Zarnkow is one of a group of researchers who over the past few decades have challenged that story. He and others have shown that alcohol is one of the most universally produced and enjoyed substances in history—and in prehistory too, because people were imbibing alcohol long before they invented writing. ... Chemical analysis recently showed that the Chinese were making a kind of wine from rice, honey, and fruit 9,000 years ago. In the Caucasus Mountains of modern-day Georgia and the Zagros Mountains of Iran, grapes were one of the earliest fruits to be domesticated, and wine was made as early as 7,400 years ago. ... All over the world, in fact, evidence for alcohol production from all kinds of crops is showing up, dating to near the dawn of civilization. ... From our modern point of view, ethanol has one very compelling property: It makes us feel good. Ethanol helps release serotonin, dopamine, and endorphins in the brain, chemicals that make us happy and less anxious. ... To our fruit-eating primate ancestors swinging through the trees, however, the ethanol in rotting fruit would have had three other appealing characteristics. First, it has a strong, distinctive smell that makes the fruit easy to locate. Second, it’s easier to digest, allowing animals to get more of a commodity that was precious back then: calories. Third, its antiseptic qualities repel microbes that might sicken a primate.

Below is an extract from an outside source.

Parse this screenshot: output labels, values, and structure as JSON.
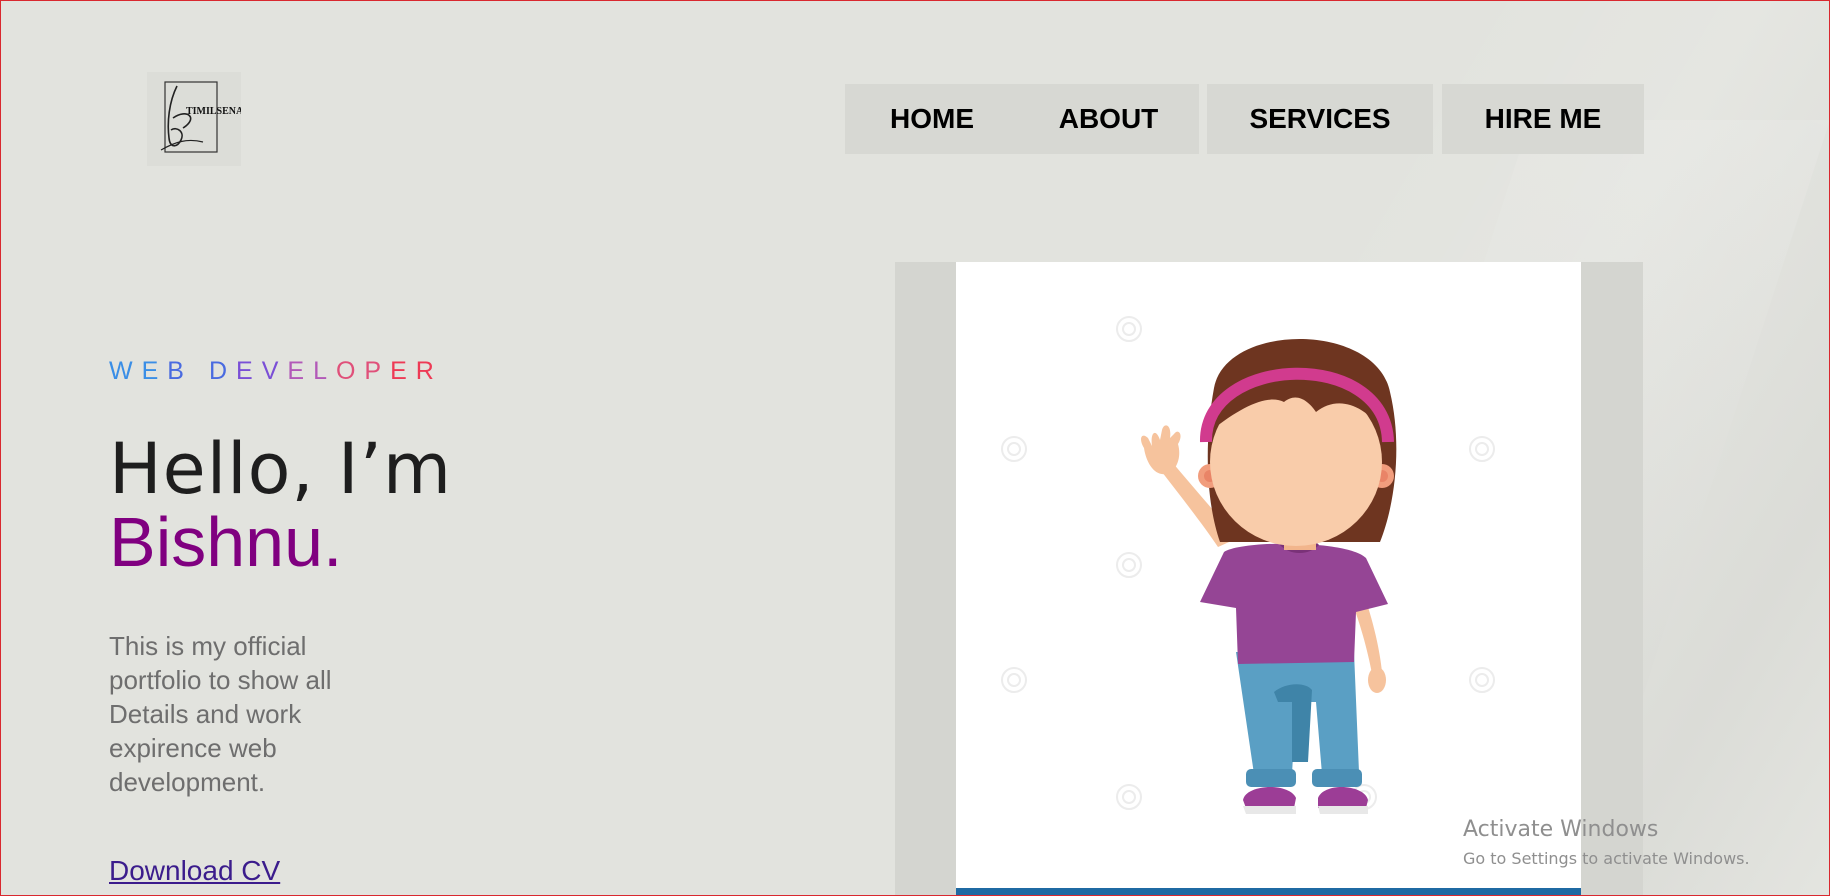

1843 Magazine - Superstars Among The Dreaming Spires 15min

As long as the public delights in seeing pompous winemakers and critics humbled, journalists will keep writing Schadenfreude-laden stories about the latest “Gotcha!” study. But these articles generally confuse absence of evidence with evidence of absence: they presume that if a handful of researchers did not find that one group of connoisseurs possessed statistically significant tasting ability, any claim to wine expertise must be a hoax. The truly interesting question is the opposite one: whether it’s possible for a critic to look smart rather than silly. ... Unfortunately, designing an experiment that gives tasters a chance to succeed requires the scientist to understand wine. They need to give the drinkers plenty of time on a small number of wines, in an odourless room with appropriate stemware; to taste the bottles and ensure they are not flawed; to choose wines that are representative of a well-known style; and to serve them at the age where they best strut their stuff. In other words, what you would need is the Oxford-Cambridge Varsity match.